Segment Start: Material to process

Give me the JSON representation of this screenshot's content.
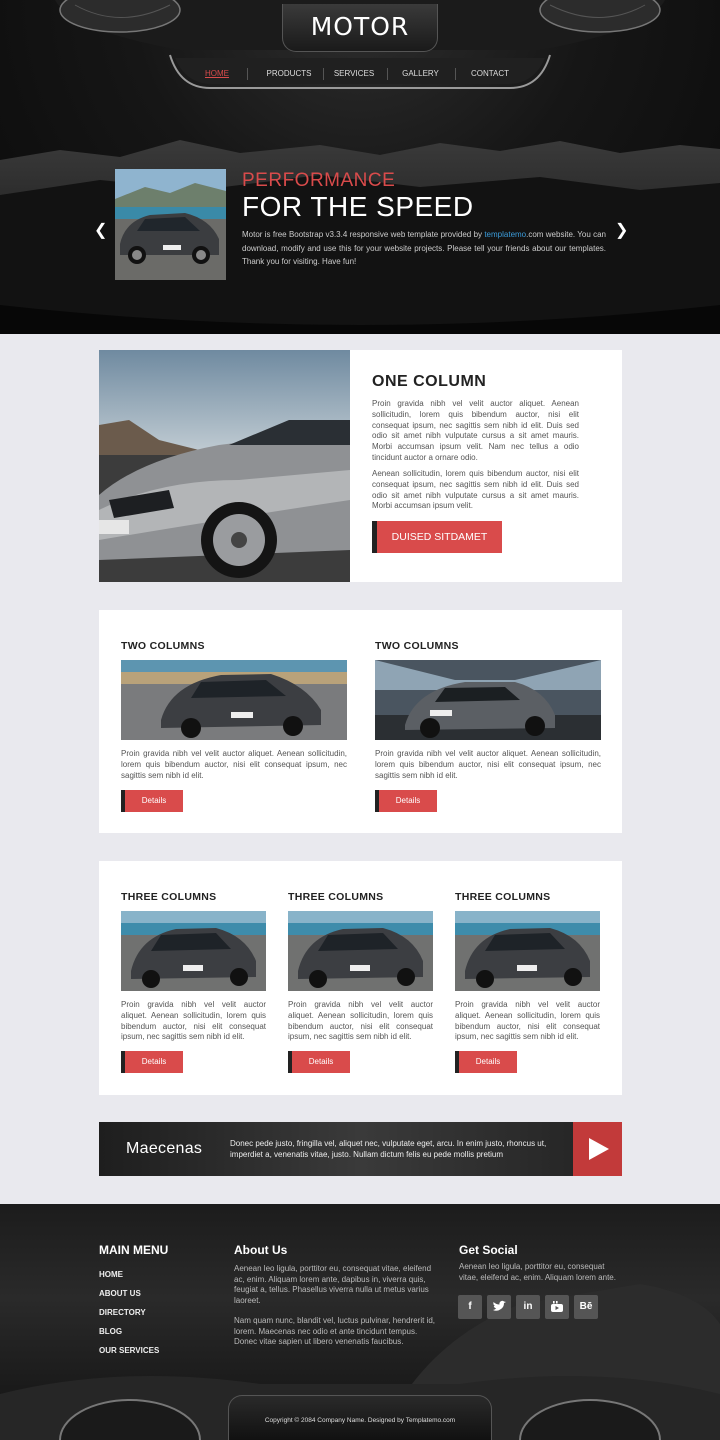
{
  "header": {
    "logo": "MOTOR",
    "nav": [
      {
        "label": "HOME",
        "active": true
      },
      {
        "label": "PRODUCTS",
        "active": false
      },
      {
        "label": "SERVICES",
        "active": false
      },
      {
        "label": "GALLERY",
        "active": false
      },
      {
        "label": "CONTACT",
        "active": false
      }
    ]
  },
  "slider": {
    "kicker": "PERFORMANCE",
    "title": "FOR THE SPEED",
    "text_before_link": "Motor is free Bootstrap v3.3.4 responsive web template provided by ",
    "link": "templatemo",
    "text_after_link": ".com website. You can download, modify and use this for your website projects. Please tell your friends about our templates. Thank you for visiting. Have fun!",
    "prev_icon": "chevron-left-icon",
    "next_icon": "chevron-right-icon"
  },
  "one_column": {
    "title": "ONE COLUMN",
    "paragraph1": "Proin gravida nibh vel velit auctor aliquet. Aenean sollicitudin, lorem quis bibendum auctor, nisi elit consequat ipsum, nec sagittis sem nibh id elit. Duis sed odio sit amet nibh vulputate cursus a sit amet mauris. Morbi accumsan ipsum velit. Nam nec tellus a odio tincidunt auctor a ornare odio.",
    "paragraph2": "Aenean sollicitudin, lorem quis bibendum auctor, nisi elit consequat ipsum, nec sagittis sem nibh id elit. Duis sed odio sit amet nibh vulputate cursus a sit amet mauris. Morbi accumsan ipsum velit.",
    "button": "DUISED SITDAMET"
  },
  "two_columns": [
    {
      "title": "TWO COLUMNS",
      "text": "Proin gravida nibh vel velit auctor aliquet. Aenean sollicitudin, lorem quis bibendum auctor, nisi elit consequat ipsum, nec sagittis sem nibh id elit.",
      "button": "Details"
    },
    {
      "title": "TWO COLUMNS",
      "text": "Proin gravida nibh vel velit auctor aliquet. Aenean sollicitudin, lorem quis bibendum auctor, nisi elit consequat ipsum, nec sagittis sem nibh id elit.",
      "button": "Details"
    }
  ],
  "three_columns": [
    {
      "title": "THREE COLUMNS",
      "text": "Proin gravida nibh vel velit auctor aliquet. Aenean sollicitudin, lorem quis bibendum auctor, nisi elit consequat ipsum, nec sagittis sem nibh id elit.",
      "button": "Details"
    },
    {
      "title": "THREE COLUMNS",
      "text": "Proin gravida nibh vel velit auctor aliquet. Aenean sollicitudin, lorem quis bibendum auctor, nisi elit consequat ipsum, nec sagittis sem nibh id elit.",
      "button": "Details"
    },
    {
      "title": "THREE COLUMNS",
      "text": "Proin gravida nibh vel velit auctor aliquet. Aenean sollicitudin, lorem quis bibendum auctor, nisi elit consequat ipsum, nec sagittis sem nibh id elit.",
      "button": "Details"
    }
  ],
  "banner": {
    "title": "Maecenas",
    "text": "Donec pede justo, fringilla vel, aliquet nec, vulputate eget, arcu. In enim justo, rhoncus ut, imperdiet a, venenatis vitae, justo. Nullam dictum felis eu pede mollis pretium",
    "play_icon": "play-icon"
  },
  "footer": {
    "main_menu_title": "MAIN MENU",
    "main_menu": [
      "HOME",
      "ABOUT US",
      "DIRECTORY",
      "BLOG",
      "OUR SERVICES"
    ],
    "about_title": "About Us",
    "about_p1": "Aenean leo ligula, porttitor eu, consequat vitae, eleifend ac, enim. Aliquam lorem ante, dapibus in, viverra quis, feugiat a, tellus. Phasellus viverra nulla ut metus varius laoreet.",
    "about_p2": "Nam quam nunc, blandit vel, luctus pulvinar, hendrerit id, lorem. Maecenas nec odio et ante tincidunt tempus. Donec vitae sapien ut libero venenatis faucibus.",
    "social_title": "Get Social",
    "social_text": "Aenean leo ligula, porttitor eu, consequat vitae, eleifend ac, enim. Aliquam lorem ante.",
    "social_icons": [
      {
        "name": "facebook-icon",
        "glyph": "f"
      },
      {
        "name": "twitter-icon",
        "glyph": "🐦"
      },
      {
        "name": "linkedin-icon",
        "glyph": "in"
      },
      {
        "name": "youtube-icon",
        "glyph": "▶"
      },
      {
        "name": "behance-icon",
        "glyph": "Bē"
      }
    ],
    "copyright": "Copyright © 2084 Company Name. Designed by Templatemo.com"
  },
  "colors": {
    "accent": "#d94b4b",
    "accent_dark": "#c23a3a",
    "link": "#3b9bd9",
    "page_bg": "#e9e9ee",
    "header_bg": "#111111"
  }
}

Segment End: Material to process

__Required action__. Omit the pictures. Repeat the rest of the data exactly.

__Exercise answer__.
Give me the JSON representation of this screenshot's content.
{
  "header": {
    "logo": "MOTOR",
    "nav": [
      {
        "label": "HOME",
        "active": true
      },
      {
        "label": "PRODUCTS",
        "active": false
      },
      {
        "label": "SERVICES",
        "active": false
      },
      {
        "label": "GALLERY",
        "active": false
      },
      {
        "label": "CONTACT",
        "active": false
      }
    ]
  },
  "slider": {
    "kicker": "PERFORMANCE",
    "title": "FOR THE SPEED",
    "text_before_link": "Motor is free Bootstrap v3.3.4 responsive web template provided by ",
    "link": "templatemo",
    "text_after_link": ".com website. You can download, modify and use this for your website projects. Please tell your friends about our templates. Thank you for visiting. Have fun!",
    "prev_icon": "chevron-left-icon",
    "next_icon": "chevron-right-icon"
  },
  "one_column": {
    "title": "ONE COLUMN",
    "paragraph1": "Proin gravida nibh vel velit auctor aliquet. Aenean sollicitudin, lorem quis bibendum auctor, nisi elit consequat ipsum, nec sagittis sem nibh id elit. Duis sed odio sit amet nibh vulputate cursus a sit amet mauris. Morbi accumsan ipsum velit. Nam nec tellus a odio tincidunt auctor a ornare odio.",
    "paragraph2": "Aenean sollicitudin, lorem quis bibendum auctor, nisi elit consequat ipsum, nec sagittis sem nibh id elit. Duis sed odio sit amet nibh vulputate cursus a sit amet mauris. Morbi accumsan ipsum velit.",
    "button": "DUISED SITDAMET"
  },
  "two_columns": [
    {
      "title": "TWO COLUMNS",
      "text": "Proin gravida nibh vel velit auctor aliquet. Aenean sollicitudin, lorem quis bibendum auctor, nisi elit consequat ipsum, nec sagittis sem nibh id elit.",
      "button": "Details"
    },
    {
      "title": "TWO COLUMNS",
      "text": "Proin gravida nibh vel velit auctor aliquet. Aenean sollicitudin, lorem quis bibendum auctor, nisi elit consequat ipsum, nec sagittis sem nibh id elit.",
      "button": "Details"
    }
  ],
  "three_columns": [
    {
      "title": "THREE COLUMNS",
      "text": "Proin gravida nibh vel velit auctor aliquet. Aenean sollicitudin, lorem quis bibendum auctor, nisi elit consequat ipsum, nec sagittis sem nibh id elit.",
      "button": "Details"
    },
    {
      "title": "THREE COLUMNS",
      "text": "Proin gravida nibh vel velit auctor aliquet. Aenean sollicitudin, lorem quis bibendum auctor, nisi elit consequat ipsum, nec sagittis sem nibh id elit.",
      "button": "Details"
    },
    {
      "title": "THREE COLUMNS",
      "text": "Proin gravida nibh vel velit auctor aliquet. Aenean sollicitudin, lorem quis bibendum auctor, nisi elit consequat ipsum, nec sagittis sem nibh id elit.",
      "button": "Details"
    }
  ],
  "banner": {
    "title": "Maecenas",
    "text": "Donec pede justo, fringilla vel, aliquet nec, vulputate eget, arcu. In enim justo, rhoncus ut, imperdiet a, venenatis vitae, justo. Nullam dictum felis eu pede mollis pretium",
    "play_icon": "play-icon"
  },
  "footer": {
    "main_menu_title": "MAIN MENU",
    "main_menu": [
      "HOME",
      "ABOUT US",
      "DIRECTORY",
      "BLOG",
      "OUR SERVICES"
    ],
    "about_title": "About Us",
    "about_p1": "Aenean leo ligula, porttitor eu, consequat vitae, eleifend ac, enim. Aliquam lorem ante, dapibus in, viverra quis, feugiat a, tellus. Phasellus viverra nulla ut metus varius laoreet.",
    "about_p2": "Nam quam nunc, blandit vel, luctus pulvinar, hendrerit id, lorem. Maecenas nec odio et ante tincidunt tempus. Donec vitae sapien ut libero venenatis faucibus.",
    "social_title": "Get Social",
    "social_text": "Aenean leo ligula, porttitor eu, consequat vitae, eleifend ac, enim. Aliquam lorem ante.",
    "social_icons": [
      {
        "name": "facebook-icon",
        "glyph": "f"
      },
      {
        "name": "twitter-icon",
        "glyph": "🐦"
      },
      {
        "name": "linkedin-icon",
        "glyph": "in"
      },
      {
        "name": "youtube-icon",
        "glyph": "▶"
      },
      {
        "name": "behance-icon",
        "glyph": "Bē"
      }
    ],
    "copyright": "Copyright © 2084 Company Name. Designed by Templatemo.com"
  },
  "colors": {
    "accent": "#d94b4b",
    "accent_dark": "#c23a3a",
    "link": "#3b9bd9",
    "page_bg": "#e9e9ee",
    "header_bg": "#111111"
  }
}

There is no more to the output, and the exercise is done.